University President Paul Hennigan, Dean of Students Keith Paylo, Vice President of Student Affairs Karen McIntyre and Student Solidarity Organization (SSO) representatives met last week to discuss SSO’s charter of student rights and tuition transparency.
The administrators present were unable to be reached for comment, but Lou Corsaro, public relations and marketing manager, said this about the meeting.
“The administration at Point Park University maintains an open door policy for any students who have issues they wish to discuss,” said Corsaro in an email interview.
Samey Lee, Hana Valle and Justin Karter represented SSO at the meeting and considered it a good start to a larger discussion.
“We met with the administration, and we are excited to start working with them towards more tuition transparency and gaining more of a voice in where money within our university is being spent,” the statement, drafted by SSO member and chair of Fight Back Pittsburgh Samey Lee read.
According to Lee, the administration agreed to answer tuition transparency questions with facts and data from the budget, but not give access to the raw data. The administration also committed to review the charter and meet with Valle, who authored the document, for a more in depth review.
In addition, the administration proposed bringing in the student body as a whole. The new handbook is due at the printers in one month, so Lee is hoping SSO will be working closely with administration over the next few weeks, so these changes can be included in the 2015-2016 handbook.
The charter began last year when Global Cultural Studies Club and SSO were attempting to print literature for their action to support adjunct professors and noticed that some of their flyers were not available until after the event was over.
“We had literature unfairly censored compared to other student groups,” Valle said in an interview after the meeting on Thursday.
Valle then went digging into the student handbook and discovered the handbook prevents freedom of speech.
“As students at Point Park, we don’t have the right to freedom of speech,” Valle said. “If you’re not able to speak, you’re not able to learn.”
SSO then began to focus on students’ lack of rights, specifically the rights to free speech and due process.
Valle has spent this school year working and researching what is now the “Charter of Student Rights, Freedoms, and Demands.”
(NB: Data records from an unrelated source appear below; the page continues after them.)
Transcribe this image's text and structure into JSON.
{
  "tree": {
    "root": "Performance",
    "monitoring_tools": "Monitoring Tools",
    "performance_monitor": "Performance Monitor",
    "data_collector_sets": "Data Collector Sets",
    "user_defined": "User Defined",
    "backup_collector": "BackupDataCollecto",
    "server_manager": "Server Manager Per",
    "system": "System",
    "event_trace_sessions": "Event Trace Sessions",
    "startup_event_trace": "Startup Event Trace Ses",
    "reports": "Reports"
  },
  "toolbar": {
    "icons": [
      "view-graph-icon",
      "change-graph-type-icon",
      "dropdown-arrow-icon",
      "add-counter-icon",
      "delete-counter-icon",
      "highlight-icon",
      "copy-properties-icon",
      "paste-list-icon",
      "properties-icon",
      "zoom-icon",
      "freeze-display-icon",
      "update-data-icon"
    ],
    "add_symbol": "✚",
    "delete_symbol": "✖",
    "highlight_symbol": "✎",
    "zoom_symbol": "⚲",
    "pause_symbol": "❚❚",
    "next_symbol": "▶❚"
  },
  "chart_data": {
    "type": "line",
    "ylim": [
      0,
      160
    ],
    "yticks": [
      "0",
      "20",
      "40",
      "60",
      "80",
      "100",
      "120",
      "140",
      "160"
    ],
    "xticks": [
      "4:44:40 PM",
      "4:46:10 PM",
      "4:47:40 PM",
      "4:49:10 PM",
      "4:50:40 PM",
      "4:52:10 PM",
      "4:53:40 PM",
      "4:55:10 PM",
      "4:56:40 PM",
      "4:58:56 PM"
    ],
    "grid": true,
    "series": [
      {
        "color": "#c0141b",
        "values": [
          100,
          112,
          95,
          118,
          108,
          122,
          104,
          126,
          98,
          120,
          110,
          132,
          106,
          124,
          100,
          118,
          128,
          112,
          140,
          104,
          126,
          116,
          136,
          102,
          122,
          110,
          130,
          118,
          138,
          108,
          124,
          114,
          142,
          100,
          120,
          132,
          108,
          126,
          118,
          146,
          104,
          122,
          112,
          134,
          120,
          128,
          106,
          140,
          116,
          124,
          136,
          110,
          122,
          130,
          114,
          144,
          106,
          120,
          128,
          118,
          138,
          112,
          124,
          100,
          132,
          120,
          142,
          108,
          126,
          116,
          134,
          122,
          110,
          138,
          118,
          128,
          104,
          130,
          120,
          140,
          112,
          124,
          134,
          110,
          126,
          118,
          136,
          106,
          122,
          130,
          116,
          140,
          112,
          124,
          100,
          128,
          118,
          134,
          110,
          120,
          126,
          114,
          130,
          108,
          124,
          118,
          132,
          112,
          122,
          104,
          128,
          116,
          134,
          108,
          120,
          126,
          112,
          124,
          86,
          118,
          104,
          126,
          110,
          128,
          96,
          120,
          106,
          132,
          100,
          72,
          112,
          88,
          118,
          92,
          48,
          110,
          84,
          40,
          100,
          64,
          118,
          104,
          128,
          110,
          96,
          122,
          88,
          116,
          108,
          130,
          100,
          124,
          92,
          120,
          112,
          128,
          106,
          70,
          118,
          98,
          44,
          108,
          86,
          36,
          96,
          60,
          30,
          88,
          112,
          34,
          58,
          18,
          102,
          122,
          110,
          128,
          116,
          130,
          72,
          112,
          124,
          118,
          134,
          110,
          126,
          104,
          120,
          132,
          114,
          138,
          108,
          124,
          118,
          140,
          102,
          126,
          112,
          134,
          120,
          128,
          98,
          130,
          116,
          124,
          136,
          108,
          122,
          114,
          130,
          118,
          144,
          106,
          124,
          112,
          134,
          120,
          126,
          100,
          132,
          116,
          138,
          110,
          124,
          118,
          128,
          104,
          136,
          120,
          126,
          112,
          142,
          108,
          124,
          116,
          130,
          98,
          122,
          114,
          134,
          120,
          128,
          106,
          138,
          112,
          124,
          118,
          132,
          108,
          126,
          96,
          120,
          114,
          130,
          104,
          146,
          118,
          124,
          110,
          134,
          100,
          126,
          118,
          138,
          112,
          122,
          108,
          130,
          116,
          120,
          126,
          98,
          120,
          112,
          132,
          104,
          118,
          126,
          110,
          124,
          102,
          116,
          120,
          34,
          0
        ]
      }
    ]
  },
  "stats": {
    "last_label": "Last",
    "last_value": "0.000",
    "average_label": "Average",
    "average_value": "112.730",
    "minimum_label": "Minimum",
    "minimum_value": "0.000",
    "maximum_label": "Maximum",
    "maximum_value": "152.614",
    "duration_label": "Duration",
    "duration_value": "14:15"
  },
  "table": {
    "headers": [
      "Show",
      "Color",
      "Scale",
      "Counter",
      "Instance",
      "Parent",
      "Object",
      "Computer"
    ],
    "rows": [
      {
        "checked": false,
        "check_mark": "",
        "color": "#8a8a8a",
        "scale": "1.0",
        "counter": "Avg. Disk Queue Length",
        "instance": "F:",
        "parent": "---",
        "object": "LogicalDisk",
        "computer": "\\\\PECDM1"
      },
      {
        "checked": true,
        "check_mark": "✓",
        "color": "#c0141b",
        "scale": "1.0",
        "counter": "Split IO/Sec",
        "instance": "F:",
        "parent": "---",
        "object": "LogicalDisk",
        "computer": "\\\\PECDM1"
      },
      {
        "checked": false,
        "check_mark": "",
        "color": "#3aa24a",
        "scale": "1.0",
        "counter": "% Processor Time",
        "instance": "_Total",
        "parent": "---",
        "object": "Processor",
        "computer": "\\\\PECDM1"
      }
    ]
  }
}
“In order for the University to make changes, they need to be presented with research,” Valle said. “So I found lots of other documents that support these demands.”
The two amendments are as follows:
“PPU administration shall not censor a student or student organization’s ability to distribute information, exchange diverse and innovative ideas, or their pursuit of knowledge; in a private and public [sic] arena, on or off campus,” and “PPU administration must provide a fair, clear, and meaningful judicial process for any all [sic] Point Park University student; free from unreasonable bias and intimidation.”
One of the biggest concerns addressed in the charter is the contradiction between what Point Park states in documents such as their Strategic Plan, their stated values and their Diversity Statement with the actual student handbook and student code of conduct.
“They’re basically telling us we can do some things and then say [they] can punish us if we do that,” Valle said.
Part of this freedom of speech issue is students who self-censor out of fear.
“Freedom of speech is integral to education. We have to be able to ask the controversial question without fear of censorship or punishment,” Valle said. “Students may not say something or ask something for fear they’ll get in trouble.”
The other issue addressed in the charter is due process and the fact that students can not record their judicial hearings.
“Students can’t decide [whether or not to record],” Valle said. “It’s at the discretion of the director of student conduct and only at higher level hearings.”
As part of her research, Valle spoke to other students about what she had uncovered in the handbook.
“[Students are] unaware they don’t have these rights to freedom of speech,” Valle said.
Students have also responded well to the first two amendments and have ideas for more.
“They always say, ‘This is so great, have you thought about [this]?’” Valle said. “This is just a starting point. As SSO continues, we want to be able to write amendments, if students approach us or see a need.”
The vision is for the charter to become part of the student handbook, something updated every year.
“The student charter is a great way for students to have input,” Valle said.
Although the University conducts a year-end survey, Valle criticized it as asking very targeted, closed-ended questions.